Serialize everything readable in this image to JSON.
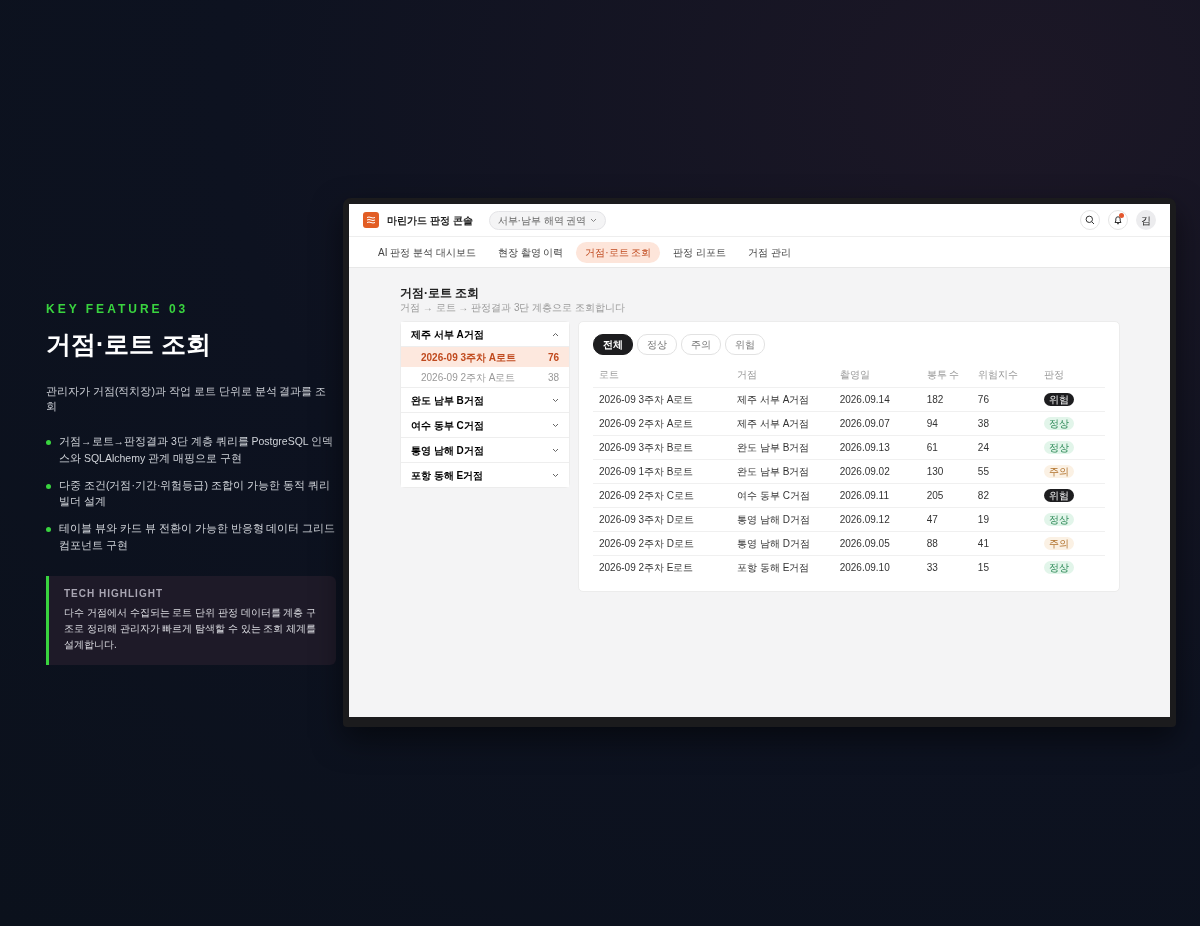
{
  "feature": {
    "eyebrow": "KEY FEATURE 03",
    "title": "거점·로트 조회",
    "subtitle": "관리자가 거점(적치장)과 작업 로트 단위로 분석 결과를 조회",
    "bullets": [
      "거점→로트→판정결과 3단 계층 쿼리를 PostgreSQL 인덱스와 SQLAlchemy 관계 매핑으로 구현",
      "다중 조건(거점·기간·위험등급) 조합이 가능한 동적 쿼리 빌더 설계",
      "테이블 뷰와 카드 뷰 전환이 가능한 반응형 데이터 그리드 컴포넌트 구현"
    ],
    "highlight": {
      "label": "TECH HIGHLIGHT",
      "text": "다수 거점에서 수집되는 로트 단위 판정 데이터를 계층 구조로 정리해 관리자가 빠르게 탐색할 수 있는 조회 체계를 설계합니다."
    }
  },
  "app": {
    "brand": "마린가드 판정 콘솔",
    "region": "서부·남부 해역 권역",
    "has_alert": true,
    "avatar": "김",
    "tabs": [
      {
        "label": "AI 판정 분석 대시보드",
        "selected": false
      },
      {
        "label": "현장 촬영 이력",
        "selected": false
      },
      {
        "label": "거점·로트 조회",
        "selected": true
      },
      {
        "label": "판정 리포트",
        "selected": false
      },
      {
        "label": "거점 관리",
        "selected": false
      }
    ],
    "page_title": "거점·로트 조회",
    "breadcrumb": "거점 → 로트 → 판정결과 3단 계층으로 조회합니다",
    "sites": [
      {
        "name": "제주 서부 A거점",
        "expanded": true,
        "lots": [
          {
            "name": "2026-09 3주차 A로트",
            "score": "76",
            "selected": true
          },
          {
            "name": "2026-09 2주차 A로트",
            "score": "38",
            "selected": false
          }
        ]
      },
      {
        "name": "완도 남부 B거점",
        "expanded": false
      },
      {
        "name": "여수 동부 C거점",
        "expanded": false
      },
      {
        "name": "통영 남해 D거점",
        "expanded": false
      },
      {
        "name": "포항 동해 E거점",
        "expanded": false
      }
    ],
    "filters": [
      {
        "label": "전체",
        "selected": true
      },
      {
        "label": "정상",
        "selected": false
      },
      {
        "label": "주의",
        "selected": false
      },
      {
        "label": "위험",
        "selected": false
      }
    ],
    "columns": [
      "로트",
      "거점",
      "촬영일",
      "봉투 수",
      "위험지수",
      "판정"
    ],
    "rows": [
      {
        "lot": "2026-09 3주차 A로트",
        "site": "제주 서부 A거점",
        "date": "2026.09.14",
        "count": "182",
        "risk": "76",
        "verdict": "위험",
        "kind": "danger"
      },
      {
        "lot": "2026-09 2주차 A로트",
        "site": "제주 서부 A거점",
        "date": "2026.09.07",
        "count": "94",
        "risk": "38",
        "verdict": "정상",
        "kind": "normal"
      },
      {
        "lot": "2026-09 3주차 B로트",
        "site": "완도 남부 B거점",
        "date": "2026.09.13",
        "count": "61",
        "risk": "24",
        "verdict": "정상",
        "kind": "normal"
      },
      {
        "lot": "2026-09 1주차 B로트",
        "site": "완도 남부 B거점",
        "date": "2026.09.02",
        "count": "130",
        "risk": "55",
        "verdict": "주의",
        "kind": "caution"
      },
      {
        "lot": "2026-09 2주차 C로트",
        "site": "여수 동부 C거점",
        "date": "2026.09.11",
        "count": "205",
        "risk": "82",
        "verdict": "위험",
        "kind": "danger"
      },
      {
        "lot": "2026-09 3주차 D로트",
        "site": "통영 남해 D거점",
        "date": "2026.09.12",
        "count": "47",
        "risk": "19",
        "verdict": "정상",
        "kind": "normal"
      },
      {
        "lot": "2026-09 2주차 D로트",
        "site": "통영 남해 D거점",
        "date": "2026.09.05",
        "count": "88",
        "risk": "41",
        "verdict": "주의",
        "kind": "caution"
      },
      {
        "lot": "2026-09 2주차 E로트",
        "site": "포항 동해 E거점",
        "date": "2026.09.10",
        "count": "33",
        "risk": "15",
        "verdict": "정상",
        "kind": "normal"
      }
    ]
  }
}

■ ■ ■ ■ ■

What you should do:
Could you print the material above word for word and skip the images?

Response area:
Serialize everything readable in this image to JSON.
{
  "feature": {
    "eyebrow": "KEY FEATURE 03",
    "title": "거점·로트 조회",
    "subtitle": "관리자가 거점(적치장)과 작업 로트 단위로 분석 결과를 조회",
    "bullets": [
      "거점→로트→판정결과 3단 계층 쿼리를 PostgreSQL 인덱스와 SQLAlchemy 관계 매핑으로 구현",
      "다중 조건(거점·기간·위험등급) 조합이 가능한 동적 쿼리 빌더 설계",
      "테이블 뷰와 카드 뷰 전환이 가능한 반응형 데이터 그리드 컴포넌트 구현"
    ],
    "highlight": {
      "label": "TECH HIGHLIGHT",
      "text": "다수 거점에서 수집되는 로트 단위 판정 데이터를 계층 구조로 정리해 관리자가 빠르게 탐색할 수 있는 조회 체계를 설계합니다."
    }
  },
  "app": {
    "brand": "마린가드 판정 콘솔",
    "region": "서부·남부 해역 권역",
    "has_alert": true,
    "avatar": "김",
    "tabs": [
      {
        "label": "AI 판정 분석 대시보드",
        "selected": false
      },
      {
        "label": "현장 촬영 이력",
        "selected": false
      },
      {
        "label": "거점·로트 조회",
        "selected": true
      },
      {
        "label": "판정 리포트",
        "selected": false
      },
      {
        "label": "거점 관리",
        "selected": false
      }
    ],
    "page_title": "거점·로트 조회",
    "breadcrumb": "거점 → 로트 → 판정결과 3단 계층으로 조회합니다",
    "sites": [
      {
        "name": "제주 서부 A거점",
        "expanded": true,
        "lots": [
          {
            "name": "2026-09 3주차 A로트",
            "score": "76",
            "selected": true
          },
          {
            "name": "2026-09 2주차 A로트",
            "score": "38",
            "selected": false
          }
        ]
      },
      {
        "name": "완도 남부 B거점",
        "expanded": false
      },
      {
        "name": "여수 동부 C거점",
        "expanded": false
      },
      {
        "name": "통영 남해 D거점",
        "expanded": false
      },
      {
        "name": "포항 동해 E거점",
        "expanded": false
      }
    ],
    "filters": [
      {
        "label": "전체",
        "selected": true
      },
      {
        "label": "정상",
        "selected": false
      },
      {
        "label": "주의",
        "selected": false
      },
      {
        "label": "위험",
        "selected": false
      }
    ],
    "columns": [
      "로트",
      "거점",
      "촬영일",
      "봉투 수",
      "위험지수",
      "판정"
    ],
    "rows": [
      {
        "lot": "2026-09 3주차 A로트",
        "site": "제주 서부 A거점",
        "date": "2026.09.14",
        "count": "182",
        "risk": "76",
        "verdict": "위험",
        "kind": "danger"
      },
      {
        "lot": "2026-09 2주차 A로트",
        "site": "제주 서부 A거점",
        "date": "2026.09.07",
        "count": "94",
        "risk": "38",
        "verdict": "정상",
        "kind": "normal"
      },
      {
        "lot": "2026-09 3주차 B로트",
        "site": "완도 남부 B거점",
        "date": "2026.09.13",
        "count": "61",
        "risk": "24",
        "verdict": "정상",
        "kind": "normal"
      },
      {
        "lot": "2026-09 1주차 B로트",
        "site": "완도 남부 B거점",
        "date": "2026.09.02",
        "count": "130",
        "risk": "55",
        "verdict": "주의",
        "kind": "caution"
      },
      {
        "lot": "2026-09 2주차 C로트",
        "site": "여수 동부 C거점",
        "date": "2026.09.11",
        "count": "205",
        "risk": "82",
        "verdict": "위험",
        "kind": "danger"
      },
      {
        "lot": "2026-09 3주차 D로트",
        "site": "통영 남해 D거점",
        "date": "2026.09.12",
        "count": "47",
        "risk": "19",
        "verdict": "정상",
        "kind": "normal"
      },
      {
        "lot": "2026-09 2주차 D로트",
        "site": "통영 남해 D거점",
        "date": "2026.09.05",
        "count": "88",
        "risk": "41",
        "verdict": "주의",
        "kind": "caution"
      },
      {
        "lot": "2026-09 2주차 E로트",
        "site": "포항 동해 E거점",
        "date": "2026.09.10",
        "count": "33",
        "risk": "15",
        "verdict": "정상",
        "kind": "normal"
      }
    ]
  }
}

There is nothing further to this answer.